An archaeologist working at a section of the Western Wall in Jerusalem has found a 2,000 year old chisel, which he believes was used during the construction of one of the holiest places in Israel.
The Western or Wailing Wall is a holy spot for both Jews and Muslims with the Temple Mount being right next door. Along with the chisel, the team also discovered a Roman sword, coins, cooking vessels, a ceramic seal and a gold bell.
Interestingly, these artifacts suggest that the Temple wasn’t built by King Herod, as some of them, especially the coins are said to date to after King Herod’s death
It’s proposed then that the Western Wall wasn’t even built at the time of King Herod, but was built by one of his descendants.
Archaeologist Eli Shukron, who found the chisel last December, is adamant this ancient tool was used by a builder who, after he dropped it, failed to retrieve it amongst the rubble, and there it’s been ever since.

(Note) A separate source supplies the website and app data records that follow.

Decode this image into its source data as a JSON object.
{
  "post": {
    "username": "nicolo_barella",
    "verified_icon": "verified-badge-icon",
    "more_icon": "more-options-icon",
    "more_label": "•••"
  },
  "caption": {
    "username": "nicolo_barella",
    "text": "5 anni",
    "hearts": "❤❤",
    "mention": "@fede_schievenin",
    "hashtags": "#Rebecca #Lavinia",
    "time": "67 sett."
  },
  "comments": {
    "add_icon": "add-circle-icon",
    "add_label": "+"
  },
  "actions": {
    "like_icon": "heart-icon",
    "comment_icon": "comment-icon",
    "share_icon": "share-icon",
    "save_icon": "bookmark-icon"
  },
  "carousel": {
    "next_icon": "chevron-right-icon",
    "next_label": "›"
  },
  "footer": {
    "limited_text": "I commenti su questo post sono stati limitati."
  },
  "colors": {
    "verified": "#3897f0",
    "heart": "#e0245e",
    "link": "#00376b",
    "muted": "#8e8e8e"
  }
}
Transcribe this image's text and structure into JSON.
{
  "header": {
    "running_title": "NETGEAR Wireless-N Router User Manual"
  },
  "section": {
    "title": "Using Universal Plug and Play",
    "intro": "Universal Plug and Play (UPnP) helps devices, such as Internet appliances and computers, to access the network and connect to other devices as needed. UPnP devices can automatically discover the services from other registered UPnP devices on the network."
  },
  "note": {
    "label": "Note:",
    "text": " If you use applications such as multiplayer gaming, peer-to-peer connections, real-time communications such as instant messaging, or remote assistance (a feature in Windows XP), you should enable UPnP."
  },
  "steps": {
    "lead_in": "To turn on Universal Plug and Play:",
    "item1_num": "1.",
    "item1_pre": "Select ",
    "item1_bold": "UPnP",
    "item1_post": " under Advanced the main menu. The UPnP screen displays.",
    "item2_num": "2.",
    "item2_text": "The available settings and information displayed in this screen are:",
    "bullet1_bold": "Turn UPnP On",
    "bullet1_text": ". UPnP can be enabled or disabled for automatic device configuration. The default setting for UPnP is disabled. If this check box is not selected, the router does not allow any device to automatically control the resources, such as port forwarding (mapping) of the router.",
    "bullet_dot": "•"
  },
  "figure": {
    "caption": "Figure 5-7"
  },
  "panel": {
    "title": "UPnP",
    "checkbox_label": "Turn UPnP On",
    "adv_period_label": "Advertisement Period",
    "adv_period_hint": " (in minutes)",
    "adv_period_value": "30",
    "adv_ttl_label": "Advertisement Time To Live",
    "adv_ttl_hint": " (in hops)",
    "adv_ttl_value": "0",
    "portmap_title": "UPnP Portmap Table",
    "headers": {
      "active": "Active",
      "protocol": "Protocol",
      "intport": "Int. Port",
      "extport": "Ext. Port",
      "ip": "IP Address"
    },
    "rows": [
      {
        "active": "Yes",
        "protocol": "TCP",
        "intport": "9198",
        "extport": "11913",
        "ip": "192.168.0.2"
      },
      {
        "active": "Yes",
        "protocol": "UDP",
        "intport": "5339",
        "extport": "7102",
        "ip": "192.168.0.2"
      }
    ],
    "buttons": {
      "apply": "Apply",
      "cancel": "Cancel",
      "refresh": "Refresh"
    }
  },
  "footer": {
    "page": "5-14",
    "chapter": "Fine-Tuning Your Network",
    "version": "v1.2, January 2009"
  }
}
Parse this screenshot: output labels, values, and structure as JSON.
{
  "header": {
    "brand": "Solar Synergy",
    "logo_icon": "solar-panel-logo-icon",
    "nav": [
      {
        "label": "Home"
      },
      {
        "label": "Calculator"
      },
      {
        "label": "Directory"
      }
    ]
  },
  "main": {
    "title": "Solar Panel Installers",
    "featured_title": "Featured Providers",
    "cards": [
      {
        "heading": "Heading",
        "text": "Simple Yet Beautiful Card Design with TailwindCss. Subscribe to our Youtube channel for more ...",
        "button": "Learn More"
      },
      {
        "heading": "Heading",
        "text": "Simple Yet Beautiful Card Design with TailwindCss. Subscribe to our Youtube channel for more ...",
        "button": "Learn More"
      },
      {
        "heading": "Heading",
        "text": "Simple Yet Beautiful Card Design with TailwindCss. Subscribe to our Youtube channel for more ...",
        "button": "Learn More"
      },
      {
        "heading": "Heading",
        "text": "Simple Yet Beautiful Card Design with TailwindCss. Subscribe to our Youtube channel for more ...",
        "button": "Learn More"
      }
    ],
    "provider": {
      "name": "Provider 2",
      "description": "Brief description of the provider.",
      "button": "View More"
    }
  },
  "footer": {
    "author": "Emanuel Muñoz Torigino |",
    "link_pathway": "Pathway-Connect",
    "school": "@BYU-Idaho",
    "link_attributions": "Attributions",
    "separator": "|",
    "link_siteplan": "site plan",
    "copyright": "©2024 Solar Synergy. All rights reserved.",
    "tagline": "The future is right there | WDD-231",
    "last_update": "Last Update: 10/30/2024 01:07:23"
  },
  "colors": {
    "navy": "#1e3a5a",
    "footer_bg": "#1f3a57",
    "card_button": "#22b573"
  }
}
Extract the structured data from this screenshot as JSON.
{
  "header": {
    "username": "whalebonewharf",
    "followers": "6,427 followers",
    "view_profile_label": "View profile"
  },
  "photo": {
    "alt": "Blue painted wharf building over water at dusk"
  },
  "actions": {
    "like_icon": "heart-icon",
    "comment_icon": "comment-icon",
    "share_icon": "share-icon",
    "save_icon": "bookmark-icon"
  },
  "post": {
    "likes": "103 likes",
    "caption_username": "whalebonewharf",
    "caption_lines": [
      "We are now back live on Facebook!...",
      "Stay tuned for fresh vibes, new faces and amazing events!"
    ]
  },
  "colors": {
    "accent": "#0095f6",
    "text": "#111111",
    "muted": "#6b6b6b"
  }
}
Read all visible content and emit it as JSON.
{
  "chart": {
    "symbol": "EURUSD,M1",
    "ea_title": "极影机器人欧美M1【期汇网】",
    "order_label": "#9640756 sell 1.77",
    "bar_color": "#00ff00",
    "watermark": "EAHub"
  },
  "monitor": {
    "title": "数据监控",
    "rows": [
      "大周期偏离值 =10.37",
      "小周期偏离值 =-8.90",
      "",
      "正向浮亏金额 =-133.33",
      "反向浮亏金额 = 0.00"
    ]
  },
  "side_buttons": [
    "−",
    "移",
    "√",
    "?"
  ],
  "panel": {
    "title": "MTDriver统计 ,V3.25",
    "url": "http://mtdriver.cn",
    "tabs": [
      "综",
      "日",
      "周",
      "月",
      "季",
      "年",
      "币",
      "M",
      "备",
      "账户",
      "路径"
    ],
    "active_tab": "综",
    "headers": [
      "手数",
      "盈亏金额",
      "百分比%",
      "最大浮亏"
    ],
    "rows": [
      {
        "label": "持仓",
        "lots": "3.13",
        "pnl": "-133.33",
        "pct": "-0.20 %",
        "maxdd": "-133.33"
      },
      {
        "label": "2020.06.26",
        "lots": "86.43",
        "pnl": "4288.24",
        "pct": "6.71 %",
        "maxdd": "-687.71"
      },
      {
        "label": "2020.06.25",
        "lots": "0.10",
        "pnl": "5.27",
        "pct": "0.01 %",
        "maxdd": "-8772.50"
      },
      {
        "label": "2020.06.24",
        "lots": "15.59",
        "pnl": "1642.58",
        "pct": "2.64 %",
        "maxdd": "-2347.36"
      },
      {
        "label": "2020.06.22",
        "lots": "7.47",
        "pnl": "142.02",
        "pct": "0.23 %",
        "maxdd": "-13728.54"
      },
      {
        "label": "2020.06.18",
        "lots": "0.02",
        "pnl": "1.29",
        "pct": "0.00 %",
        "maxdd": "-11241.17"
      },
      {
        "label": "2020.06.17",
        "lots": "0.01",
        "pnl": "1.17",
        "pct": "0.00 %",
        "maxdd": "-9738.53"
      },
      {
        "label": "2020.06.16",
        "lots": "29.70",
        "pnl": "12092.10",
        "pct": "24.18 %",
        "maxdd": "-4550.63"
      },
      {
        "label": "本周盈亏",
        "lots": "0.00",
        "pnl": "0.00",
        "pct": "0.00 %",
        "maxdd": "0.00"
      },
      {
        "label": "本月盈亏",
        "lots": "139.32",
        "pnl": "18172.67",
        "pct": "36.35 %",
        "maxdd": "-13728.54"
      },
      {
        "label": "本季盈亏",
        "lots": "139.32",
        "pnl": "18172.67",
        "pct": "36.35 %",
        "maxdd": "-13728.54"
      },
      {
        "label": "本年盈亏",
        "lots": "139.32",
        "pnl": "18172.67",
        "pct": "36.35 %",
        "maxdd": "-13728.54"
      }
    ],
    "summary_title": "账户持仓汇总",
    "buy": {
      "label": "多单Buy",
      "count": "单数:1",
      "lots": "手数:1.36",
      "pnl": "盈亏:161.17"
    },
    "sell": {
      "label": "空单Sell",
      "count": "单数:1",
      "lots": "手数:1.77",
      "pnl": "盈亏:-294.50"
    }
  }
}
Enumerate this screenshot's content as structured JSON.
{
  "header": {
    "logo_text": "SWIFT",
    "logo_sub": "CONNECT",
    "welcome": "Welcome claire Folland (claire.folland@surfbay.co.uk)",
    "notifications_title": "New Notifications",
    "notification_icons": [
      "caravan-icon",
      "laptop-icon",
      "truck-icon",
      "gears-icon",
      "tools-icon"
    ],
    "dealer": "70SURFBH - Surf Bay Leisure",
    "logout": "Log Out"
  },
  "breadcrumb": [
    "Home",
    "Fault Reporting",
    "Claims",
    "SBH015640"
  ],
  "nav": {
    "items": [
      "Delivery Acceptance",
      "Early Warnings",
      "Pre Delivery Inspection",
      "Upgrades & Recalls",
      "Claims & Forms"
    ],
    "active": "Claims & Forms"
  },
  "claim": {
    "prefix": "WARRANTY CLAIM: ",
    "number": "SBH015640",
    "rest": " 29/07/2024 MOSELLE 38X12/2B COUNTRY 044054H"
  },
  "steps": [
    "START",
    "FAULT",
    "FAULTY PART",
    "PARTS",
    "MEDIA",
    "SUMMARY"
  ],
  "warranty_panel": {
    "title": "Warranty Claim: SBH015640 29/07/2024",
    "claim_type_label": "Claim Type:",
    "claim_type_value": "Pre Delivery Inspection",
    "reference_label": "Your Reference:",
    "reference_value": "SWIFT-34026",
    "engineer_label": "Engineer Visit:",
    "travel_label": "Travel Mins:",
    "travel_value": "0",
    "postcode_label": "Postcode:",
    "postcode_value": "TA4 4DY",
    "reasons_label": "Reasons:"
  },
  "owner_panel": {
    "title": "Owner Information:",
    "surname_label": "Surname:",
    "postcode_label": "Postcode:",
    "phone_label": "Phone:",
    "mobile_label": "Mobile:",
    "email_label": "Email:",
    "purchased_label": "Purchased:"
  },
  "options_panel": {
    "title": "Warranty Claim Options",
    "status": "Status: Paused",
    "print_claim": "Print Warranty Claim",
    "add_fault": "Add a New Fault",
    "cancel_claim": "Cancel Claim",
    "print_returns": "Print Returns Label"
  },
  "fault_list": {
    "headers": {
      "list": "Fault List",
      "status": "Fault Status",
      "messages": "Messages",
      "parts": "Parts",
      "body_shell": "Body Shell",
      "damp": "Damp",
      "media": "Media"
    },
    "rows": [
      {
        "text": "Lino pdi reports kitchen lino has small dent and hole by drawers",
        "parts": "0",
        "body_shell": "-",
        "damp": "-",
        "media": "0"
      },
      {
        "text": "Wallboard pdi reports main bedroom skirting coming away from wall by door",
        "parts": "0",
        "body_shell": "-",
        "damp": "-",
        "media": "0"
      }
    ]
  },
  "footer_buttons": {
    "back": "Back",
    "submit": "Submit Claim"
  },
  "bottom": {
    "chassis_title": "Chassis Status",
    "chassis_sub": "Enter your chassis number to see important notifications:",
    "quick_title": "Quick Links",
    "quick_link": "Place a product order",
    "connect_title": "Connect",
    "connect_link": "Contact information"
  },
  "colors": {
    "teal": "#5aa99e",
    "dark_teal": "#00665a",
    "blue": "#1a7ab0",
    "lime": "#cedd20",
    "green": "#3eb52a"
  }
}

The IAA (Israeli Antiquities Authority) has not confirmed this claim, and will wait till analysis has been done to give their statement.
The Western Wall is far further than what many may think. This chisel was found at the base of the wall about six metres below Jerusalem’s main street.
“People pray and kiss these holy stones every day, but somebody carved them, somebody chiseled them, somebody positioned them,” says Shukron.
Check out more about it on Discovery News